• YOUR ASSIGNMENT: Word for word, copy the data that follows and skip its pictures.

(Dataset rows for apps and sites)
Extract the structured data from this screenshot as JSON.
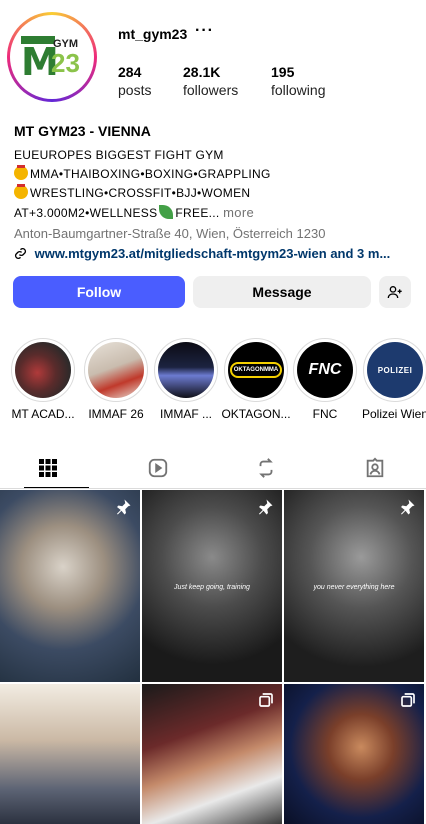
{
  "profile": {
    "username": "mt_gym23",
    "more_icon": "more-horizontal-icon",
    "stats": {
      "posts_count": "284",
      "posts_label": "posts",
      "followers_count": "28.1K",
      "followers_label": "followers",
      "following_count": "195",
      "following_label": "following"
    },
    "logo": {
      "m": "M",
      "t": "T",
      "gym": "GYM",
      "num": "23"
    }
  },
  "bio": {
    "name": "MT GYM23 - VIENNA",
    "line1": "EUEUROPES BIGGEST FIGHT GYM",
    "line2": "MMA•THAIBOXING•BOXING•GRAPPLING",
    "line3": "WRESTLING•CROSSFIT•BJJ•WOMEN",
    "line4": "AT+3.000M2•WELLNESS",
    "line4_end": "FREE...",
    "more": "more",
    "address": "Anton-Baumgartner-Straße 40, Wien, Österreich 1230",
    "link": "www.mtgym23.at/mitgliedschaft-mtgym23-wien and 3 m..."
  },
  "actions": {
    "follow": "Follow",
    "message": "Message",
    "add_user_icon": "add-user-icon"
  },
  "highlights": [
    {
      "label": "MT ACAD..."
    },
    {
      "label": "IMMAF 26"
    },
    {
      "label": "IMMAF ..."
    },
    {
      "label": "OKTAGON..."
    },
    {
      "label": "FNC"
    },
    {
      "label": "Polizei Wien"
    }
  ],
  "highlight_art": {
    "oktagon": "OKTAGONMMA",
    "fnc": "FNC",
    "polizei": "POLIZEI"
  },
  "tabs": [
    "posts-grid-icon",
    "reels-icon",
    "tagged-repost-icon",
    "tagged-user-icon"
  ],
  "posts": [
    {
      "caption": "",
      "pinned": true
    },
    {
      "caption": "Just keep going, training",
      "pinned": true
    },
    {
      "caption": "you never everything here",
      "pinned": true
    },
    {
      "caption": "",
      "pinned": false
    },
    {
      "caption": "",
      "pinned": false
    },
    {
      "caption": "",
      "pinned": false
    }
  ],
  "colors": {
    "follow_button": "#4a5dff",
    "link": "#00376b",
    "secondary_text": "#737373"
  }
}
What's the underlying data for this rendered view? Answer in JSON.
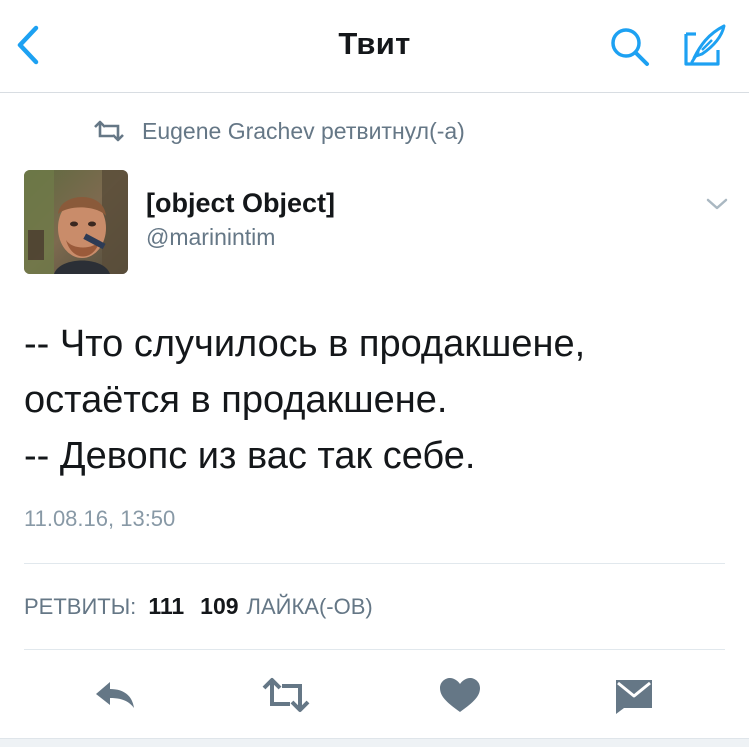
{
  "nav": {
    "title": "Твит",
    "back_icon": "chevron-left-icon",
    "search_icon": "search-icon",
    "compose_icon": "compose-icon"
  },
  "retweet_context": {
    "text": "Eugene Grachev ретвитнул(-а)",
    "icon": "retweet-icon"
  },
  "author": {
    "name": "[object Object]",
    "handle": "@marinintim"
  },
  "tweet": {
    "lines": [
      "-- Что случилось в продакшене,",
      "остаётся в продакшене.",
      "-- Девопс из вас так себе."
    ],
    "timestamp": "11.08.16, 13:50"
  },
  "stats": {
    "retweets_label": "РЕТВИТЫ:",
    "retweets_count": "111",
    "likes_count": "109",
    "likes_label": "ЛАЙКА(-ОВ)"
  },
  "actions": {
    "reply_icon": "reply-icon",
    "retweet_icon": "retweet-icon",
    "like_icon": "heart-icon",
    "dm_icon": "direct-message-icon"
  },
  "colors": {
    "accent": "#1da1f2",
    "muted": "#657786",
    "icon_gray": "#657786",
    "text": "#14171a"
  }
}
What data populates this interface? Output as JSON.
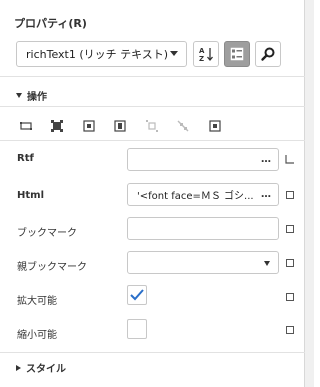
{
  "panel": {
    "title": "プロパティ(R)"
  },
  "selector": {
    "value": "richText1 (リッチ テキスト)"
  },
  "toolbar": {
    "buttons": [
      "sort-az",
      "categorized",
      "search"
    ]
  },
  "sections": {
    "operation": "操作",
    "style": "スタイル"
  },
  "properties": {
    "rtf": {
      "label": "Rtf",
      "value": ""
    },
    "html": {
      "label": "Html",
      "value": "'<font face=ＭＳ ゴシ..."
    },
    "bookmark": {
      "label": "ブックマーク",
      "value": ""
    },
    "parent_bookmark": {
      "label": "親ブックマーク",
      "value": ""
    },
    "can_grow": {
      "label": "拡大可能",
      "checked": true
    },
    "can_shrink": {
      "label": "縮小可能",
      "checked": false
    }
  },
  "ellipsis": "…"
}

• RESPONSE TO THIS TASK:
Extract the structured data from this screenshot as JSON.
{
  "profile": {
    "username": "mt_gym23",
    "more_icon": "more-horizontal-icon",
    "stats": {
      "posts_count": "284",
      "posts_label": "posts",
      "followers_count": "28.1K",
      "followers_label": "followers",
      "following_count": "195",
      "following_label": "following"
    },
    "logo": {
      "m": "M",
      "t": "T",
      "gym": "GYM",
      "num": "23"
    }
  },
  "bio": {
    "name": "MT GYM23 - VIENNA",
    "line1": "EUEUROPES BIGGEST FIGHT GYM",
    "line2": "MMA•THAIBOXING•BOXING•GRAPPLING",
    "line3": "WRESTLING•CROSSFIT•BJJ•WOMEN",
    "line4": "AT+3.000M2•WELLNESS",
    "line4_end": "FREE...",
    "more": "more",
    "address": "Anton-Baumgartner-Straße 40, Wien, Österreich 1230",
    "link": "www.mtgym23.at/mitgliedschaft-mtgym23-wien and 3 m..."
  },
  "actions": {
    "follow": "Follow",
    "message": "Message",
    "add_user_icon": "add-user-icon"
  },
  "highlights": [
    {
      "label": "MT ACAD..."
    },
    {
      "label": "IMMAF 26"
    },
    {
      "label": "IMMAF ..."
    },
    {
      "label": "OKTAGON..."
    },
    {
      "label": "FNC"
    },
    {
      "label": "Polizei Wien"
    }
  ],
  "highlight_art": {
    "oktagon": "OKTAGONMMA",
    "fnc": "FNC",
    "polizei": "POLIZEI"
  },
  "tabs": [
    "posts-grid-icon",
    "reels-icon",
    "tagged-repost-icon",
    "tagged-user-icon"
  ],
  "posts": [
    {
      "caption": "",
      "pinned": true
    },
    {
      "caption": "Just keep going, training",
      "pinned": true
    },
    {
      "caption": "you never everything here",
      "pinned": true
    },
    {
      "caption": "",
      "pinned": false
    },
    {
      "caption": "",
      "pinned": false
    },
    {
      "caption": "",
      "pinned": false
    }
  ],
  "colors": {
    "follow_button": "#4a5dff",
    "link": "#00376b",
    "secondary_text": "#737373"
  }
}
What's the underlying data for this rendered view? Answer in JSON.
{
  "nav": {
    "title": "Твит",
    "back_icon": "chevron-left-icon",
    "search_icon": "search-icon",
    "compose_icon": "compose-icon"
  },
  "retweet_context": {
    "text": "Eugene Grachev ретвитнул(-а)",
    "icon": "retweet-icon"
  },
  "author": {
    "name": "[object Object]",
    "handle": "@marinintim"
  },
  "tweet": {
    "lines": [
      "-- Что случилось в продакшене,",
      "остаётся в продакшене.",
      "-- Девопс из вас так себе."
    ],
    "timestamp": "11.08.16, 13:50"
  },
  "stats": {
    "retweets_label": "РЕТВИТЫ:",
    "retweets_count": "111",
    "likes_count": "109",
    "likes_label": "ЛАЙКА(-ОВ)"
  },
  "actions": {
    "reply_icon": "reply-icon",
    "retweet_icon": "retweet-icon",
    "like_icon": "heart-icon",
    "dm_icon": "direct-message-icon"
  },
  "colors": {
    "accent": "#1da1f2",
    "muted": "#657786",
    "icon_gray": "#657786",
    "text": "#14171a"
  }
}
What data populates this interface? Output as JSON.
{
  "panel": {
    "title": "プロパティ(R)"
  },
  "selector": {
    "value": "richText1 (リッチ テキスト)"
  },
  "toolbar": {
    "buttons": [
      "sort-az",
      "categorized",
      "search"
    ]
  },
  "sections": {
    "operation": "操作",
    "style": "スタイル"
  },
  "properties": {
    "rtf": {
      "label": "Rtf",
      "value": ""
    },
    "html": {
      "label": "Html",
      "value": "'<font face=ＭＳ ゴシ..."
    },
    "bookmark": {
      "label": "ブックマーク",
      "value": ""
    },
    "parent_bookmark": {
      "label": "親ブックマーク",
      "value": ""
    },
    "can_grow": {
      "label": "拡大可能",
      "checked": true
    },
    "can_shrink": {
      "label": "縮小可能",
      "checked": false
    }
  },
  "ellipsis": "…"
}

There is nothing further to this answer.